Would you restate all the entries exactly, leaving nothing out?

Records for this task:

* * * * *

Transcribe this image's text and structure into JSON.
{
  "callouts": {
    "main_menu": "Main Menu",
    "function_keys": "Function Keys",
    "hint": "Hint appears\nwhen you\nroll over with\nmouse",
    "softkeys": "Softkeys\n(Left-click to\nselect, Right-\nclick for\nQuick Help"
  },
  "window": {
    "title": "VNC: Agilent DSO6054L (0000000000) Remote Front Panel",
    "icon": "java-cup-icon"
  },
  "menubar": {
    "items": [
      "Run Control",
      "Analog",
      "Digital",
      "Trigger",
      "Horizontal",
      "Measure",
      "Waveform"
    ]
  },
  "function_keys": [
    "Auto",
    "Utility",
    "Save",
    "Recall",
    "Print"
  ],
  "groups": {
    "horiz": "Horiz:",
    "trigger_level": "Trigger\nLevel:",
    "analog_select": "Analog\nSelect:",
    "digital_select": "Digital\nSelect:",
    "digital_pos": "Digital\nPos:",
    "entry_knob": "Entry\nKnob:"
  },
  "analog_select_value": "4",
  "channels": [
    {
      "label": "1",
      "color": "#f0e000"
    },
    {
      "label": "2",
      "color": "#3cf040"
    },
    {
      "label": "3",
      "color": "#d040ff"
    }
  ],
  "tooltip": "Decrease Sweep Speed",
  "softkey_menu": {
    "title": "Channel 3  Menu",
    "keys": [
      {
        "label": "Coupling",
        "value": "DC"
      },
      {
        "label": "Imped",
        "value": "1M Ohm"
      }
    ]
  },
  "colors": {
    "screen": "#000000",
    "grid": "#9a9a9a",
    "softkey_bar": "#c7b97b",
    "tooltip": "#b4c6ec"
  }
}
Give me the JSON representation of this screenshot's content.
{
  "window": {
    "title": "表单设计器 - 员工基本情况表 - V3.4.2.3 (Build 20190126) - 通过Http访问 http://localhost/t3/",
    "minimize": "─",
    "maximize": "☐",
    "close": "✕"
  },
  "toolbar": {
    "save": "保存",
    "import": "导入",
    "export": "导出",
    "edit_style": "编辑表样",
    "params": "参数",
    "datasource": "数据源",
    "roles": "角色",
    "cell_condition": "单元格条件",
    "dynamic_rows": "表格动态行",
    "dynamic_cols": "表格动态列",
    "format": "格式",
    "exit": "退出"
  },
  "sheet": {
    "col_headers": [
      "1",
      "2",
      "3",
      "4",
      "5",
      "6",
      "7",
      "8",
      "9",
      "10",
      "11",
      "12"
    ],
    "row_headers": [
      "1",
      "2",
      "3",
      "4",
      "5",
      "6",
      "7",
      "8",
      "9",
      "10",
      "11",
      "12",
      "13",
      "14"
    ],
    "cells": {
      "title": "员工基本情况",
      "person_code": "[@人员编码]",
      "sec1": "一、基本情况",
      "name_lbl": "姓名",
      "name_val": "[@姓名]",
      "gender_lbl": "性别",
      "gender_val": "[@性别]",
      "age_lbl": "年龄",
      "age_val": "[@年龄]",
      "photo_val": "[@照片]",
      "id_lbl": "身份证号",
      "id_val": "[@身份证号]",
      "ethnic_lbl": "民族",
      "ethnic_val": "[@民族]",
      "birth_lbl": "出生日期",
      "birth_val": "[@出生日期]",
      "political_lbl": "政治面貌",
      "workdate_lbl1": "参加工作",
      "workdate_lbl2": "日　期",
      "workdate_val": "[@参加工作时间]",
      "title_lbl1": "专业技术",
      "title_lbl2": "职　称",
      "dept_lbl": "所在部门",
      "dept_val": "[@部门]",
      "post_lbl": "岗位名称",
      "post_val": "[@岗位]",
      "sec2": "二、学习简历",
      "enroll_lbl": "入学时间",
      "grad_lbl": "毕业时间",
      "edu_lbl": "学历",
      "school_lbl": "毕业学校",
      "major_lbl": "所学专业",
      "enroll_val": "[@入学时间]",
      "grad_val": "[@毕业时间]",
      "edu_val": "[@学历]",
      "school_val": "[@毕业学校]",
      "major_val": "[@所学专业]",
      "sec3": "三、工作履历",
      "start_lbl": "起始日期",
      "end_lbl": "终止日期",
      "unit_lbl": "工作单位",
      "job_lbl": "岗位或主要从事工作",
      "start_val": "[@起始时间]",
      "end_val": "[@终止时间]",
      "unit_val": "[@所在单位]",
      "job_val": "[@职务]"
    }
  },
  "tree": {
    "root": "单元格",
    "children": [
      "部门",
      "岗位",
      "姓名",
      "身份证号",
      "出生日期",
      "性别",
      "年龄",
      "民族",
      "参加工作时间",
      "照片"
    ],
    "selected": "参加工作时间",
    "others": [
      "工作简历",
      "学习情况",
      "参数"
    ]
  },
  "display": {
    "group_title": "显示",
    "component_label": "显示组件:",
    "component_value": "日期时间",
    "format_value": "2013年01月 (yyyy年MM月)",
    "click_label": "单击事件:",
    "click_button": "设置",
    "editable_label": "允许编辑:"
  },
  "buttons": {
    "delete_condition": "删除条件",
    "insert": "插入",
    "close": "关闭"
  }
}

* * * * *

Reply to the task:
Transcribe this image's text and structure into JSON.
{
  "callouts": {
    "main_menu": "Main Menu",
    "function_keys": "Function Keys",
    "hint": "Hint appears\nwhen you\nroll over with\nmouse",
    "softkeys": "Softkeys\n(Left-click to\nselect, Right-\nclick for\nQuick Help"
  },
  "window": {
    "title": "VNC: Agilent DSO6054L (0000000000) Remote Front Panel",
    "icon": "java-cup-icon"
  },
  "menubar": {
    "items": [
      "Run Control",
      "Analog",
      "Digital",
      "Trigger",
      "Horizontal",
      "Measure",
      "Waveform"
    ]
  },
  "function_keys": [
    "Auto",
    "Utility",
    "Save",
    "Recall",
    "Print"
  ],
  "groups": {
    "horiz": "Horiz:",
    "trigger_level": "Trigger\nLevel:",
    "analog_select": "Analog\nSelect:",
    "digital_select": "Digital\nSelect:",
    "digital_pos": "Digital\nPos:",
    "entry_knob": "Entry\nKnob:"
  },
  "analog_select_value": "4",
  "channels": [
    {
      "label": "1",
      "color": "#f0e000"
    },
    {
      "label": "2",
      "color": "#3cf040"
    },
    {
      "label": "3",
      "color": "#d040ff"
    }
  ],
  "tooltip": "Decrease Sweep Speed",
  "softkey_menu": {
    "title": "Channel 3  Menu",
    "keys": [
      {
        "label": "Coupling",
        "value": "DC"
      },
      {
        "label": "Imped",
        "value": "1M Ohm"
      }
    ]
  },
  "colors": {
    "screen": "#000000",
    "grid": "#9a9a9a",
    "softkey_bar": "#c7b97b",
    "tooltip": "#b4c6ec"
  }
}
Give me the JSON representation of this screenshot's content.
{
  "window": {
    "title": "表单设计器 - 员工基本情况表 - V3.4.2.3 (Build 20190126) - 通过Http访问 http://localhost/t3/",
    "minimize": "─",
    "maximize": "☐",
    "close": "✕"
  },
  "toolbar": {
    "save": "保存",
    "import": "导入",
    "export": "导出",
    "edit_style": "编辑表样",
    "params": "参数",
    "datasource": "数据源",
    "roles": "角色",
    "cell_condition": "单元格条件",
    "dynamic_rows": "表格动态行",
    "dynamic_cols": "表格动态列",
    "format": "格式",
    "exit": "退出"
  },
  "sheet": {
    "col_headers": [
      "1",
      "2",
      "3",
      "4",
      "5",
      "6",
      "7",
      "8",
      "9",
      "10",
      "11",
      "12"
    ],
    "row_headers": [
      "1",
      "2",
      "3",
      "4",
      "5",
      "6",
      "7",
      "8",
      "9",
      "10",
      "11",
      "12",
      "13",
      "14"
    ],
    "cells": {
      "title": "员工基本情况",
      "person_code": "[@人员编码]",
      "sec1": "一、基本情况",
      "name_lbl": "姓名",
      "name_val": "[@姓名]",
      "gender_lbl": "性别",
      "gender_val": "[@性别]",
      "age_lbl": "年龄",
      "age_val": "[@年龄]",
      "photo_val": "[@照片]",
      "id_lbl": "身份证号",
      "id_val": "[@身份证号]",
      "ethnic_lbl": "民族",
      "ethnic_val": "[@民族]",
      "birth_lbl": "出生日期",
      "birth_val": "[@出生日期]",
      "political_lbl": "政治面貌",
      "workdate_lbl1": "参加工作",
      "workdate_lbl2": "日　期",
      "workdate_val": "[@参加工作时间]",
      "title_lbl1": "专业技术",
      "title_lbl2": "职　称",
      "dept_lbl": "所在部门",
      "dept_val": "[@部门]",
      "post_lbl": "岗位名称",
      "post_val": "[@岗位]",
      "sec2": "二、学习简历",
      "enroll_lbl": "入学时间",
      "grad_lbl": "毕业时间",
      "edu_lbl": "学历",
      "school_lbl": "毕业学校",
      "major_lbl": "所学专业",
      "enroll_val": "[@入学时间]",
      "grad_val": "[@毕业时间]",
      "edu_val": "[@学历]",
      "school_val": "[@毕业学校]",
      "major_val": "[@所学专业]",
      "sec3": "三、工作履历",
      "start_lbl": "起始日期",
      "end_lbl": "终止日期",
      "unit_lbl": "工作单位",
      "job_lbl": "岗位或主要从事工作",
      "start_val": "[@起始时间]",
      "end_val": "[@终止时间]",
      "unit_val": "[@所在单位]",
      "job_val": "[@职务]"
    }
  },
  "tree": {
    "root": "单元格",
    "children": [
      "部门",
      "岗位",
      "姓名",
      "身份证号",
      "出生日期",
      "性别",
      "年龄",
      "民族",
      "参加工作时间",
      "照片"
    ],
    "selected": "参加工作时间",
    "others": [
      "工作简历",
      "学习情况",
      "参数"
    ]
  },
  "display": {
    "group_title": "显示",
    "component_label": "显示组件:",
    "component_value": "日期时间",
    "format_value": "2013年01月 (yyyy年MM月)",
    "click_label": "单击事件:",
    "click_button": "设置",
    "editable_label": "允许编辑:"
  },
  "buttons": {
    "delete_condition": "删除条件",
    "insert": "插入",
    "close": "关闭"
  }
}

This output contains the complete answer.